● WHAT IS EXPECTED
Using the data below, gather each line that includes the word "image".

● SOURCE MATERIAL
--

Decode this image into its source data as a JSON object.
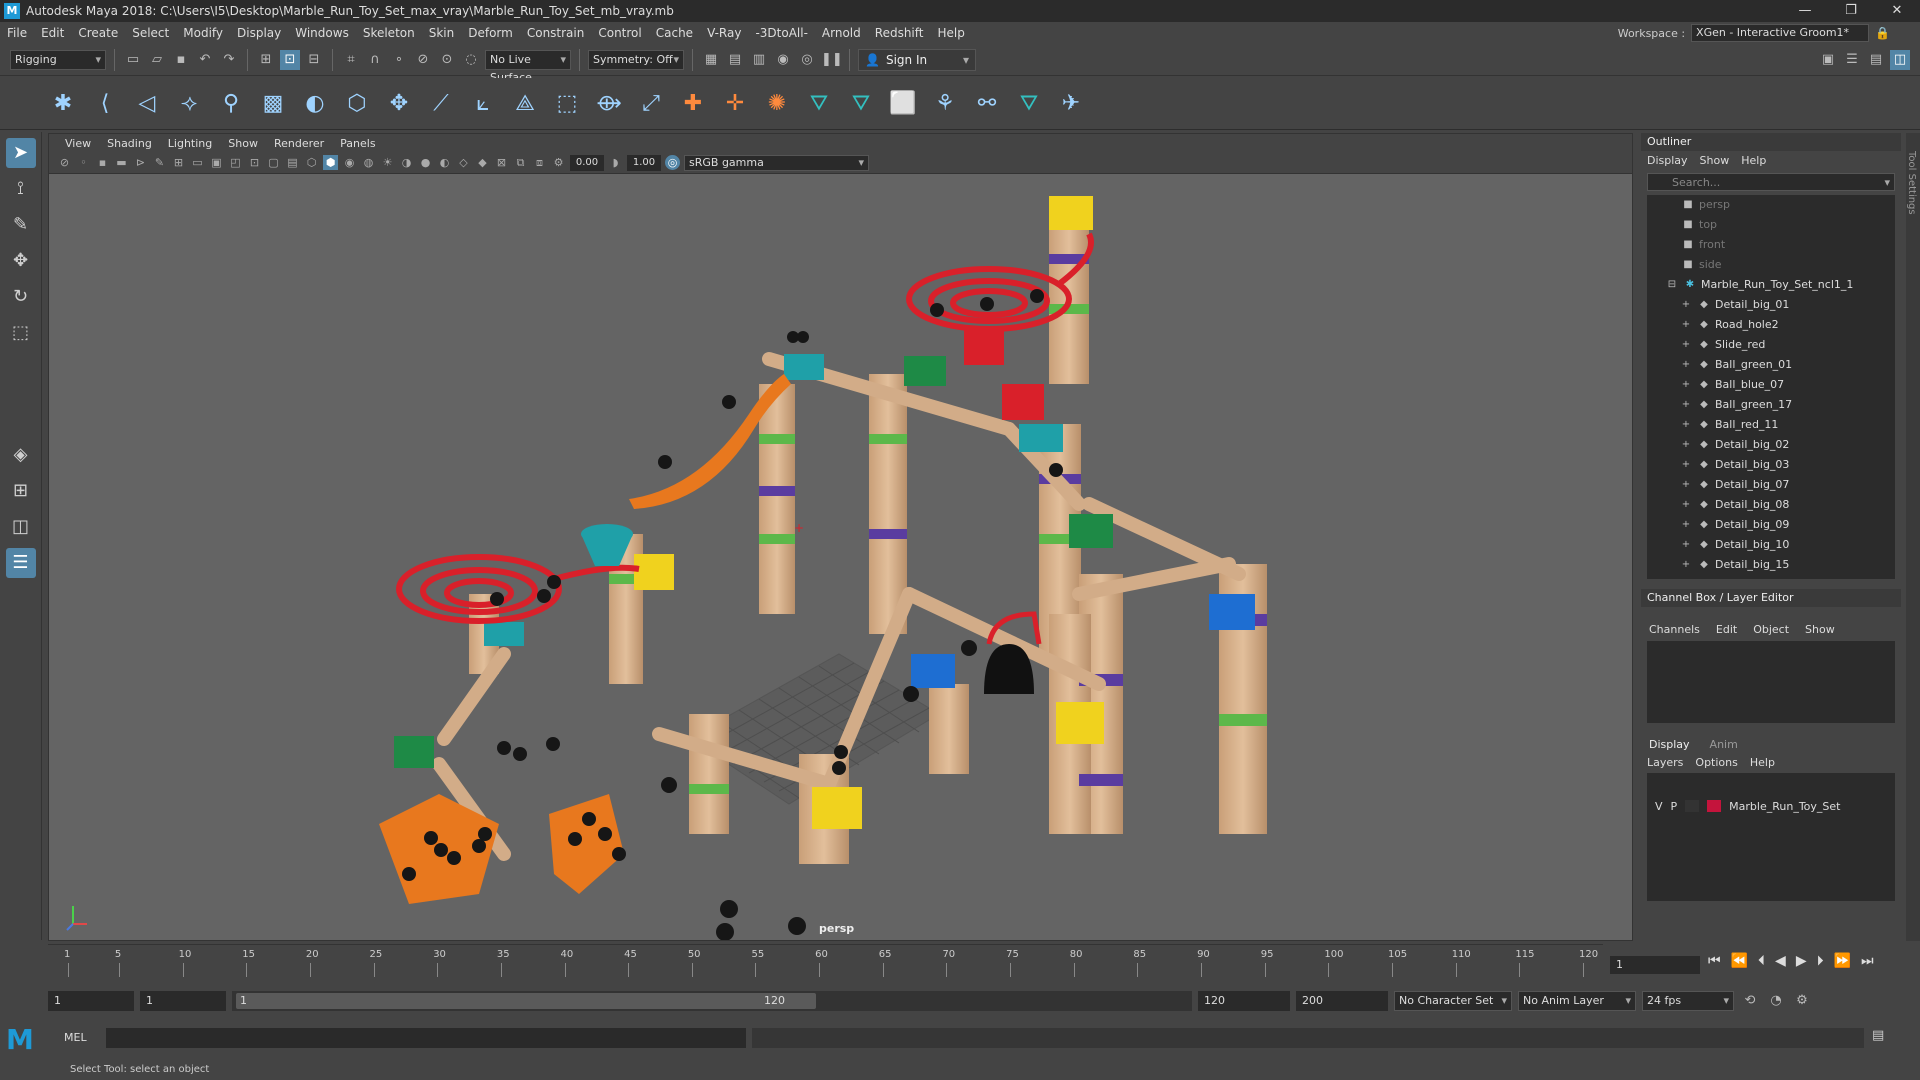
{
  "titlebar": {
    "title": "Autodesk Maya 2018: C:\\Users\\I5\\Desktop\\Marble_Run_Toy_Set_max_vray\\Marble_Run_Toy_Set_mb_vray.mb",
    "logo": "M",
    "minimize": "—",
    "maximize": "❐",
    "close": "✕"
  },
  "menubar": {
    "items": [
      "File",
      "Edit",
      "Create",
      "Select",
      "Modify",
      "Display",
      "Windows",
      "Skeleton",
      "Skin",
      "Deform",
      "Constrain",
      "Control",
      "Cache",
      "V-Ray",
      "-3DtoAll-",
      "Arnold",
      "Redshift",
      "Help"
    ],
    "workspace_label": "Workspace :",
    "workspace_value": "XGen - Interactive Groom1*"
  },
  "statusline": {
    "menuset": "Rigging",
    "live_surface": "No Live Surface",
    "symmetry": "Symmetry: Off",
    "sign_in": "Sign In"
  },
  "viewport": {
    "menus": [
      "View",
      "Shading",
      "Lighting",
      "Show",
      "Renderer",
      "Panels"
    ],
    "exposure": "0.00",
    "gamma": "1.00",
    "colorspace": "sRGB gamma",
    "camera": "persp"
  },
  "outliner": {
    "title": "Outliner",
    "menus": [
      "Display",
      "Show",
      "Help"
    ],
    "search_placeholder": "Search...",
    "cameras": [
      "persp",
      "top",
      "front",
      "side"
    ],
    "group": "Marble_Run_Toy_Set_ncl1_1",
    "items": [
      "Detail_big_01",
      "Road_hole2",
      "Slide_red",
      "Ball_green_01",
      "Ball_blue_07",
      "Ball_green_17",
      "Ball_red_11",
      "Detail_big_02",
      "Detail_big_03",
      "Detail_big_07",
      "Detail_big_08",
      "Detail_big_09",
      "Detail_big_10",
      "Detail_big_15"
    ]
  },
  "channelbox": {
    "title": "Channel Box / Layer Editor",
    "menus": [
      "Channels",
      "Edit",
      "Object",
      "Show"
    ]
  },
  "layers": {
    "tabs": [
      "Display",
      "Anim"
    ],
    "menus": [
      "Layers",
      "Options",
      "Help"
    ],
    "layer": {
      "v": "V",
      "p": "P",
      "name": "Marble_Run_Toy_Set",
      "color": "#c4143c"
    }
  },
  "toolsettings_label": "Tool Settings",
  "timeslider": {
    "labels": [
      "1",
      "5",
      "10",
      "15",
      "20",
      "25",
      "30",
      "35",
      "40",
      "45",
      "50",
      "55",
      "60",
      "65",
      "70",
      "75",
      "80",
      "85",
      "90",
      "95",
      "100",
      "105",
      "110",
      "115",
      "120"
    ],
    "current_frame": "1"
  },
  "rangebar": {
    "start": "1",
    "playback_start": "1",
    "slider_start": "1",
    "slider_end": "120",
    "playback_end": "120",
    "end": "200",
    "character_set": "No Character Set",
    "anim_layer": "No Anim Layer",
    "fps": "24 fps"
  },
  "cmdline": {
    "mel": "MEL",
    "help": "Select Tool: select an object"
  },
  "colors": {
    "accent": "#5285a6",
    "wood": "#d9b48f",
    "red": "#d9202a",
    "orange": "#e8781e",
    "teal": "#1fa0a8",
    "yellow": "#f0d21e",
    "green": "#1e8a46",
    "blue": "#1e6ed2",
    "purple": "#5a3ca0"
  }
}
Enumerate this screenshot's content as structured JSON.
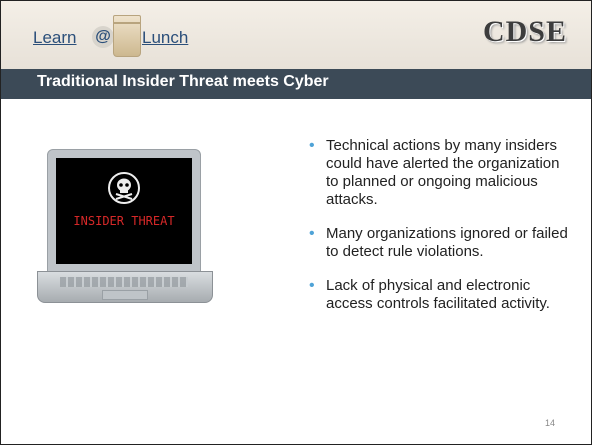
{
  "header": {
    "logo": {
      "word1": "Learn",
      "at": "@",
      "word2": "Lunch"
    },
    "brand": "CDSE"
  },
  "slide": {
    "title": "Traditional Insider Threat meets Cyber",
    "image": {
      "screen_text": "INSIDER THREAT",
      "icon": "skull-crossbones-icon"
    },
    "bullets": [
      "Technical actions by many insiders could have alerted the organization to planned or ongoing malicious attacks.",
      "Many organizations ignored or failed to detect rule violations.",
      "Lack of physical and electronic access controls facilitated activity."
    ],
    "page_number": "14"
  },
  "colors": {
    "title_bar": "#3c4a57",
    "bullet": "#4fa3d7",
    "screen_text": "#d62828",
    "logo_text": "#2b4f7a"
  }
}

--

● YOUR SOLUTION
Decode this image into its source data as a JSON object.
    "image": {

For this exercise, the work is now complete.